Bob is currently the Executive Director of republicEn, a grassroots advocacy group of conservatives, libertarians, and pragmatists promoting free-enterprise solutions to climate change.
Since his 2010 primary defeat, Bob Inglis has traveled extensively across the United States to give talks how to reach out to conservatives reluctant to accept climate change. Even more, Inglis regularly engages with conservative audiences when he travels and in his home state of South Carolina. He tries to convince them that climate change is real and show them market-based conservative solutions.

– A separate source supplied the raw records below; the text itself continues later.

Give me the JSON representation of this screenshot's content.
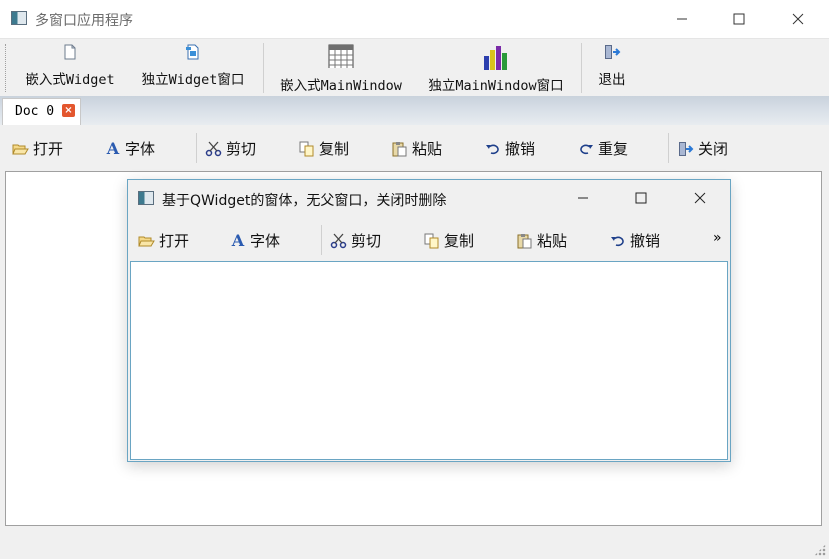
{
  "window": {
    "title": "多窗口应用程序"
  },
  "main_toolbar": {
    "items": [
      {
        "label": "嵌入式Widget",
        "icon": "document-icon"
      },
      {
        "label": "独立Widget窗口",
        "icon": "document-blue-icon"
      },
      {
        "label": "嵌入式MainWindow",
        "icon": "grid-table-icon"
      },
      {
        "label": "独立MainWindow窗口",
        "icon": "bar-chart-icon"
      },
      {
        "label": "退出",
        "icon": "exit-door-icon"
      }
    ]
  },
  "tabs": [
    {
      "label": "Doc 0",
      "close": "×"
    }
  ],
  "edit_toolbar": {
    "items": [
      {
        "label": "打开",
        "icon": "folder-open-icon"
      },
      {
        "label": "字体",
        "icon": "font-icon"
      },
      {
        "label": "剪切",
        "icon": "scissors-icon"
      },
      {
        "label": "复制",
        "icon": "copy-icon"
      },
      {
        "label": "粘贴",
        "icon": "paste-icon"
      },
      {
        "label": "撤销",
        "icon": "undo-icon"
      },
      {
        "label": "重复",
        "icon": "redo-icon"
      },
      {
        "label": "关闭",
        "icon": "close-door-icon"
      }
    ]
  },
  "sub_window": {
    "title": "基于QWidget的窗体，无父窗口，关闭时删除",
    "toolbar": [
      {
        "label": "打开",
        "icon": "folder-open-icon"
      },
      {
        "label": "字体",
        "icon": "font-icon"
      },
      {
        "label": "剪切",
        "icon": "scissors-icon"
      },
      {
        "label": "复制",
        "icon": "copy-icon"
      },
      {
        "label": "粘贴",
        "icon": "paste-icon"
      },
      {
        "label": "撤销",
        "icon": "undo-icon"
      }
    ],
    "overflow": "»"
  }
}
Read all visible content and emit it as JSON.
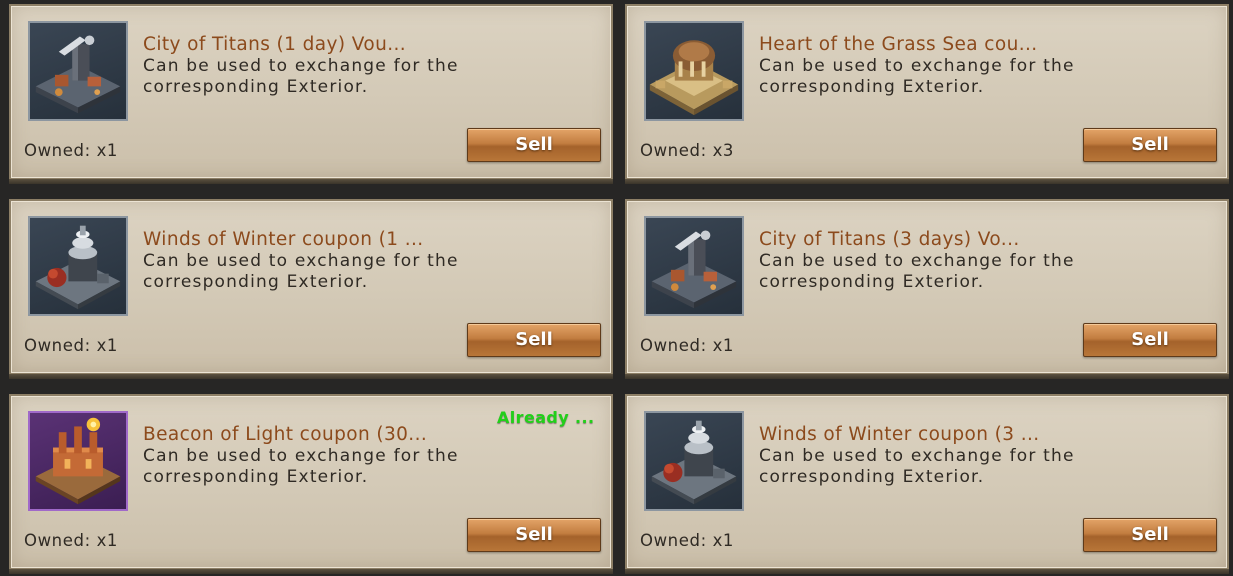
{
  "coupons": [
    {
      "title": "City of Titans (1 day) Vou...",
      "description": "Can be used to exchange for the corresponding Exterior.",
      "owned": "Owned: x1",
      "sell_label": "Sell",
      "icon": "city-of-titans-exterior-icon",
      "frame_color": "#8c96a0"
    },
    {
      "title": "Heart of the Grass Sea cou...",
      "description": "Can be used to exchange for the corresponding Exterior.",
      "owned": "Owned: x3",
      "sell_label": "Sell",
      "icon": "heart-of-the-grass-sea-exterior-icon",
      "frame_color": "#8c96a0"
    },
    {
      "title": "Winds of Winter coupon (1 ...",
      "description": "Can be used to exchange for the corresponding Exterior.",
      "owned": "Owned: x1",
      "sell_label": "Sell",
      "icon": "winds-of-winter-exterior-icon",
      "frame_color": "#8c96a0"
    },
    {
      "title": "City of Titans (3 days) Vo...",
      "description": "Can be used to exchange for the corresponding Exterior.",
      "owned": "Owned: x1",
      "sell_label": "Sell",
      "icon": "city-of-titans-exterior-icon",
      "frame_color": "#8c96a0"
    },
    {
      "title": "Beacon of Light coupon (30...",
      "description": "Can be used to exchange for the corresponding Exterior.",
      "owned": "Owned: x1",
      "sell_label": "Sell",
      "status": "Already ...",
      "status_color": "#22cf1a",
      "icon": "beacon-of-light-exterior-icon",
      "frame_color": "#a069c9"
    },
    {
      "title": "Winds of Winter coupon (3 ...",
      "description": "Can be used to exchange for the corresponding Exterior.",
      "owned": "Owned: x1",
      "sell_label": "Sell",
      "icon": "winds-of-winter-exterior-icon",
      "frame_color": "#8c96a0"
    }
  ],
  "colors": {
    "title": "#8c4a1c",
    "text": "#2f2a24",
    "panel": "#d6cdbb",
    "button": "#c27d40",
    "background": "#272625"
  }
}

In this TEDx talk, Inglis shared his personal story. He went from rejecting the science of climate change in the 1990s because of his political worldview to evolving to accept it. He believes the solution lies in the bedrock principals of conservatism, such as his republicEn proposal of Environmental Tax Reform, which is a revenue neural carbon tax.
Bob believes strongly that a conservative free enterprise solution will inspire conservatives to join the effort to reduce the threat of climate change. He then ends this TEDx talk, with this plea to liberals and progressives:
“All this takes is conservatives joining this effort. I must say to you if you are a progressive: Behold in them your indispensable partners for action. It will not happen without them.
There are not enough votes in Congress to ram this through. There were not enough votes for Waxman-Markey (in 2009) and there are not enough votes on the left. Somehow we have to convince conservatives, the champions of free enterprise, that this fits with something that they deeply believe and then join all together and make it so that we solve this problem.”
This is excellent advice from Bob Inglis that progressive climate advocates must reach out to reluctant conservatives with market-based solutions, such as Citizens’ Climate Lobby’s carbon fee and dividend proposal.
Image Source: Brian Ettling (on right side) pictured with his dad, LeRoy Ettling, a conservative who was doubtful of human caused climate change 10 years ago. Through his climate activism, Brian was able to convince his dad that climate change is real and we must take action now.